- **DESCRIPTION OF THE TASK**: Repeat each entry below exactly as it stands.

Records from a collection
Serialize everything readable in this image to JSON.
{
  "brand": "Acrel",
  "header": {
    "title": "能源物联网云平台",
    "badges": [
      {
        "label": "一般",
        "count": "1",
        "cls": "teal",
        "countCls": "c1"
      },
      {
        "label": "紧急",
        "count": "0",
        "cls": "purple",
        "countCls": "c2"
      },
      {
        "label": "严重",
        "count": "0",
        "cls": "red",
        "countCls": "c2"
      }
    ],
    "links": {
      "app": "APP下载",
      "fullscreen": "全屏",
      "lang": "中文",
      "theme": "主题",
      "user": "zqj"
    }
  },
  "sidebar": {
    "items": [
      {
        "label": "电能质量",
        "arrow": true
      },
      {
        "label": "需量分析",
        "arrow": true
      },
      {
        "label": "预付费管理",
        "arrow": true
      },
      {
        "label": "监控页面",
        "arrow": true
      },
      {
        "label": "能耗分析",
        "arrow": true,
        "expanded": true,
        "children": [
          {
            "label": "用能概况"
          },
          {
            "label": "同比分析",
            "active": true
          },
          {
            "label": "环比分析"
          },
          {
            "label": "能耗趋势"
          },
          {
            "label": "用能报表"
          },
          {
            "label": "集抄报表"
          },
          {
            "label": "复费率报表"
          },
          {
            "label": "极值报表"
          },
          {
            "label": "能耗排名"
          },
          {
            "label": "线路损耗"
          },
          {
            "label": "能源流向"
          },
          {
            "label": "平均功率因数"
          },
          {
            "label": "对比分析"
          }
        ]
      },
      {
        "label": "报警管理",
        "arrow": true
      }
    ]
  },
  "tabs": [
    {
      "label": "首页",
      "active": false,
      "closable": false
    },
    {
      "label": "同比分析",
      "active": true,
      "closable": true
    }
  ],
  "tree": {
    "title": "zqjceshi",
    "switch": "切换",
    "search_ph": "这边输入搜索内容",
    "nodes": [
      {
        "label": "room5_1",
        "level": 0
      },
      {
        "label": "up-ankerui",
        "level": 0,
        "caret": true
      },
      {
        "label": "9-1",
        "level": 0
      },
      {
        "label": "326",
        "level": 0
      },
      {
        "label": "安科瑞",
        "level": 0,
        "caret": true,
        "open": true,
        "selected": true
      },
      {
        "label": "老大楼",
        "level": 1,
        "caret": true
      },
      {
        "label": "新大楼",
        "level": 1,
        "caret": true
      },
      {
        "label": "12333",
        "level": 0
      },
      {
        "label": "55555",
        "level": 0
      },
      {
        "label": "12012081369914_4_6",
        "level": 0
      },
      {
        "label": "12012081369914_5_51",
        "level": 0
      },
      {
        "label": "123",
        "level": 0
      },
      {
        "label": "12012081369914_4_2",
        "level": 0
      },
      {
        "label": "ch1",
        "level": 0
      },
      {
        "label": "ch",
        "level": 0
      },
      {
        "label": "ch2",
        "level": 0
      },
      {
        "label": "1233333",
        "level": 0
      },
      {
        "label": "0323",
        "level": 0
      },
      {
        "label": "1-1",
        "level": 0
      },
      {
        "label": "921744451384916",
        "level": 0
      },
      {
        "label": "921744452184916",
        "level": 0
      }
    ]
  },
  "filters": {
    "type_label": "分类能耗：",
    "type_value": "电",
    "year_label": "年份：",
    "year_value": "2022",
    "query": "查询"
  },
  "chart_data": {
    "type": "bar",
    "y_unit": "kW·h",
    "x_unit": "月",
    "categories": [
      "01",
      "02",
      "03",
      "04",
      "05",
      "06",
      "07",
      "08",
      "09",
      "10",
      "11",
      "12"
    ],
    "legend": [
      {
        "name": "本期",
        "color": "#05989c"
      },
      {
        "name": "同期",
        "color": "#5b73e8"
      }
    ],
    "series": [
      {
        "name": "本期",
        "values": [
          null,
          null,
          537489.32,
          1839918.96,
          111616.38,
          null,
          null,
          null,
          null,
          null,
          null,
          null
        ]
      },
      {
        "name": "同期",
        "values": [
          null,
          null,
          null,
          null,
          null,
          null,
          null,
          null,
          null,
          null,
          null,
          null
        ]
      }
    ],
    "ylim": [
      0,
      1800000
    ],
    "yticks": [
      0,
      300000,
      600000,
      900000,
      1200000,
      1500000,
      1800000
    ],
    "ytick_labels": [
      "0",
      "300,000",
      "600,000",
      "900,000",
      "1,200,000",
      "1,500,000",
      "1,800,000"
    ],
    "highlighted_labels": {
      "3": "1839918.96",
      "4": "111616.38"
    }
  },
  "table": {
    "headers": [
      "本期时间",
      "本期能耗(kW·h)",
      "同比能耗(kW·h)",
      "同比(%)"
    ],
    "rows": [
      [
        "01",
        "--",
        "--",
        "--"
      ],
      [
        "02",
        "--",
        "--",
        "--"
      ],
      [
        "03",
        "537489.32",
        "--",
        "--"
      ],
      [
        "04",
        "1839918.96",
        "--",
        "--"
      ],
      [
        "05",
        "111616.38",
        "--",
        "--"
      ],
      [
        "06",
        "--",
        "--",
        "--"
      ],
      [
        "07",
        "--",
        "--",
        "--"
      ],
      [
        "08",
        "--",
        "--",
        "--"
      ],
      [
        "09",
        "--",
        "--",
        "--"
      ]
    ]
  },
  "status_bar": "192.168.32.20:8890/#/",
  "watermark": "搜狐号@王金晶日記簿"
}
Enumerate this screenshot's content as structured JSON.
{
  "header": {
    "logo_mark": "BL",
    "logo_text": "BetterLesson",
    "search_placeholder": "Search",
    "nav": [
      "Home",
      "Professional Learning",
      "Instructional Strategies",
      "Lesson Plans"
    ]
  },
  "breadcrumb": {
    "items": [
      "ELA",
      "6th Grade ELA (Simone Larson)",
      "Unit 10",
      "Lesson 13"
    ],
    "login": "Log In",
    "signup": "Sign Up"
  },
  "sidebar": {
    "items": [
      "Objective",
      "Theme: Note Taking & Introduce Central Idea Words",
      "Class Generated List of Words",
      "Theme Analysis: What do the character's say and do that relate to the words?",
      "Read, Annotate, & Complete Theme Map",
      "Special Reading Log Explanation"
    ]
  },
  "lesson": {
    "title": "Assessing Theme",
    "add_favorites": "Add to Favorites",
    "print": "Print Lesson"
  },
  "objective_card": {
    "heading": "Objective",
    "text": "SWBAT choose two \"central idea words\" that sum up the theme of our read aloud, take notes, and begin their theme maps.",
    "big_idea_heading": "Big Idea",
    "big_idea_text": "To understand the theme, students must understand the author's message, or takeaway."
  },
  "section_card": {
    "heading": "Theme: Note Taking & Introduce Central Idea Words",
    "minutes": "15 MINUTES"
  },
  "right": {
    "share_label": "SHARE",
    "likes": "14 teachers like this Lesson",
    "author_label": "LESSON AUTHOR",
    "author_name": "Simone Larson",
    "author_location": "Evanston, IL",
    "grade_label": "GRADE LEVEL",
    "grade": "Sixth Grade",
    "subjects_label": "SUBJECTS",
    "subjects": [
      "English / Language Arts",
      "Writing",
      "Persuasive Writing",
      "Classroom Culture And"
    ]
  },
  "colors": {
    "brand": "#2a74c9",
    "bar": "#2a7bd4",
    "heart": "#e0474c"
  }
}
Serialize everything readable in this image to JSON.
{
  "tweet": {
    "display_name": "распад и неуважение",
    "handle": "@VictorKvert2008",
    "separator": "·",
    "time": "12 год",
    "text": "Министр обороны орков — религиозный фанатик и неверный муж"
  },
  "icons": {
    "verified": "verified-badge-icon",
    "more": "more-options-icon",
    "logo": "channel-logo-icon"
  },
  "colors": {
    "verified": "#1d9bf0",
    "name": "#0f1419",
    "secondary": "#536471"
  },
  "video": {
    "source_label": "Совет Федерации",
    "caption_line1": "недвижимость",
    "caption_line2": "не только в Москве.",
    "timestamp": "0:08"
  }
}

- **TASK OUTPUT**:
Serialize everything readable in this image to JSON.
{
  "brand": "Acrel",
  "header": {
    "title": "能源物联网云平台",
    "badges": [
      {
        "label": "一般",
        "count": "1",
        "cls": "teal",
        "countCls": "c1"
      },
      {
        "label": "紧急",
        "count": "0",
        "cls": "purple",
        "countCls": "c2"
      },
      {
        "label": "严重",
        "count": "0",
        "cls": "red",
        "countCls": "c2"
      }
    ],
    "links": {
      "app": "APP下载",
      "fullscreen": "全屏",
      "lang": "中文",
      "theme": "主题",
      "user": "zqj"
    }
  },
  "sidebar": {
    "items": [
      {
        "label": "电能质量",
        "arrow": true
      },
      {
        "label": "需量分析",
        "arrow": true
      },
      {
        "label": "预付费管理",
        "arrow": true
      },
      {
        "label": "监控页面",
        "arrow": true
      },
      {
        "label": "能耗分析",
        "arrow": true,
        "expanded": true,
        "children": [
          {
            "label": "用能概况"
          },
          {
            "label": "同比分析",
            "active": true
          },
          {
            "label": "环比分析"
          },
          {
            "label": "能耗趋势"
          },
          {
            "label": "用能报表"
          },
          {
            "label": "集抄报表"
          },
          {
            "label": "复费率报表"
          },
          {
            "label": "极值报表"
          },
          {
            "label": "能耗排名"
          },
          {
            "label": "线路损耗"
          },
          {
            "label": "能源流向"
          },
          {
            "label": "平均功率因数"
          },
          {
            "label": "对比分析"
          }
        ]
      },
      {
        "label": "报警管理",
        "arrow": true
      }
    ]
  },
  "tabs": [
    {
      "label": "首页",
      "active": false,
      "closable": false
    },
    {
      "label": "同比分析",
      "active": true,
      "closable": true
    }
  ],
  "tree": {
    "title": "zqjceshi",
    "switch": "切换",
    "search_ph": "这边输入搜索内容",
    "nodes": [
      {
        "label": "room5_1",
        "level": 0
      },
      {
        "label": "up-ankerui",
        "level": 0,
        "caret": true
      },
      {
        "label": "9-1",
        "level": 0
      },
      {
        "label": "326",
        "level": 0
      },
      {
        "label": "安科瑞",
        "level": 0,
        "caret": true,
        "open": true,
        "selected": true
      },
      {
        "label": "老大楼",
        "level": 1,
        "caret": true
      },
      {
        "label": "新大楼",
        "level": 1,
        "caret": true
      },
      {
        "label": "12333",
        "level": 0
      },
      {
        "label": "55555",
        "level": 0
      },
      {
        "label": "12012081369914_4_6",
        "level": 0
      },
      {
        "label": "12012081369914_5_51",
        "level": 0
      },
      {
        "label": "123",
        "level": 0
      },
      {
        "label": "12012081369914_4_2",
        "level": 0
      },
      {
        "label": "ch1",
        "level": 0
      },
      {
        "label": "ch",
        "level": 0
      },
      {
        "label": "ch2",
        "level": 0
      },
      {
        "label": "1233333",
        "level": 0
      },
      {
        "label": "0323",
        "level": 0
      },
      {
        "label": "1-1",
        "level": 0
      },
      {
        "label": "921744451384916",
        "level": 0
      },
      {
        "label": "921744452184916",
        "level": 0
      }
    ]
  },
  "filters": {
    "type_label": "分类能耗：",
    "type_value": "电",
    "year_label": "年份：",
    "year_value": "2022",
    "query": "查询"
  },
  "chart_data": {
    "type": "bar",
    "y_unit": "kW·h",
    "x_unit": "月",
    "categories": [
      "01",
      "02",
      "03",
      "04",
      "05",
      "06",
      "07",
      "08",
      "09",
      "10",
      "11",
      "12"
    ],
    "legend": [
      {
        "name": "本期",
        "color": "#05989c"
      },
      {
        "name": "同期",
        "color": "#5b73e8"
      }
    ],
    "series": [
      {
        "name": "本期",
        "values": [
          null,
          null,
          537489.32,
          1839918.96,
          111616.38,
          null,
          null,
          null,
          null,
          null,
          null,
          null
        ]
      },
      {
        "name": "同期",
        "values": [
          null,
          null,
          null,
          null,
          null,
          null,
          null,
          null,
          null,
          null,
          null,
          null
        ]
      }
    ],
    "ylim": [
      0,
      1800000
    ],
    "yticks": [
      0,
      300000,
      600000,
      900000,
      1200000,
      1500000,
      1800000
    ],
    "ytick_labels": [
      "0",
      "300,000",
      "600,000",
      "900,000",
      "1,200,000",
      "1,500,000",
      "1,800,000"
    ],
    "highlighted_labels": {
      "3": "1839918.96",
      "4": "111616.38"
    }
  },
  "table": {
    "headers": [
      "本期时间",
      "本期能耗(kW·h)",
      "同比能耗(kW·h)",
      "同比(%)"
    ],
    "rows": [
      [
        "01",
        "--",
        "--",
        "--"
      ],
      [
        "02",
        "--",
        "--",
        "--"
      ],
      [
        "03",
        "537489.32",
        "--",
        "--"
      ],
      [
        "04",
        "1839918.96",
        "--",
        "--"
      ],
      [
        "05",
        "111616.38",
        "--",
        "--"
      ],
      [
        "06",
        "--",
        "--",
        "--"
      ],
      [
        "07",
        "--",
        "--",
        "--"
      ],
      [
        "08",
        "--",
        "--",
        "--"
      ],
      [
        "09",
        "--",
        "--",
        "--"
      ]
    ]
  },
  "status_bar": "192.168.32.20:8890/#/",
  "watermark": "搜狐号@王金晶日記簿"
}
Enumerate this screenshot's content as structured JSON.
{
  "header": {
    "logo_mark": "BL",
    "logo_text": "BetterLesson",
    "search_placeholder": "Search",
    "nav": [
      "Home",
      "Professional Learning",
      "Instructional Strategies",
      "Lesson Plans"
    ]
  },
  "breadcrumb": {
    "items": [
      "ELA",
      "6th Grade ELA (Simone Larson)",
      "Unit 10",
      "Lesson 13"
    ],
    "login": "Log In",
    "signup": "Sign Up"
  },
  "sidebar": {
    "items": [
      "Objective",
      "Theme: Note Taking & Introduce Central Idea Words",
      "Class Generated List of Words",
      "Theme Analysis: What do the character's say and do that relate to the words?",
      "Read, Annotate, & Complete Theme Map",
      "Special Reading Log Explanation"
    ]
  },
  "lesson": {
    "title": "Assessing Theme",
    "add_favorites": "Add to Favorites",
    "print": "Print Lesson"
  },
  "objective_card": {
    "heading": "Objective",
    "text": "SWBAT choose two \"central idea words\" that sum up the theme of our read aloud, take notes, and begin their theme maps.",
    "big_idea_heading": "Big Idea",
    "big_idea_text": "To understand the theme, students must understand the author's message, or takeaway."
  },
  "section_card": {
    "heading": "Theme: Note Taking & Introduce Central Idea Words",
    "minutes": "15 MINUTES"
  },
  "right": {
    "share_label": "SHARE",
    "likes": "14 teachers like this Lesson",
    "author_label": "LESSON AUTHOR",
    "author_name": "Simone Larson",
    "author_location": "Evanston, IL",
    "grade_label": "GRADE LEVEL",
    "grade": "Sixth Grade",
    "subjects_label": "SUBJECTS",
    "subjects": [
      "English / Language Arts",
      "Writing",
      "Persuasive Writing",
      "Classroom Culture And"
    ]
  },
  "colors": {
    "brand": "#2a74c9",
    "bar": "#2a7bd4",
    "heart": "#e0474c"
  }
}
Serialize everything readable in this image to JSON.
{
  "tweet": {
    "display_name": "распад и неуважение",
    "handle": "@VictorKvert2008",
    "separator": "·",
    "time": "12 год",
    "text": "Министр обороны орков — религиозный фанатик и неверный муж"
  },
  "icons": {
    "verified": "verified-badge-icon",
    "more": "more-options-icon",
    "logo": "channel-logo-icon"
  },
  "colors": {
    "verified": "#1d9bf0",
    "name": "#0f1419",
    "secondary": "#536471"
  },
  "video": {
    "source_label": "Совет Федерации",
    "caption_line1": "недвижимость",
    "caption_line2": "не только в Москве.",
    "timestamp": "0:08"
  }
}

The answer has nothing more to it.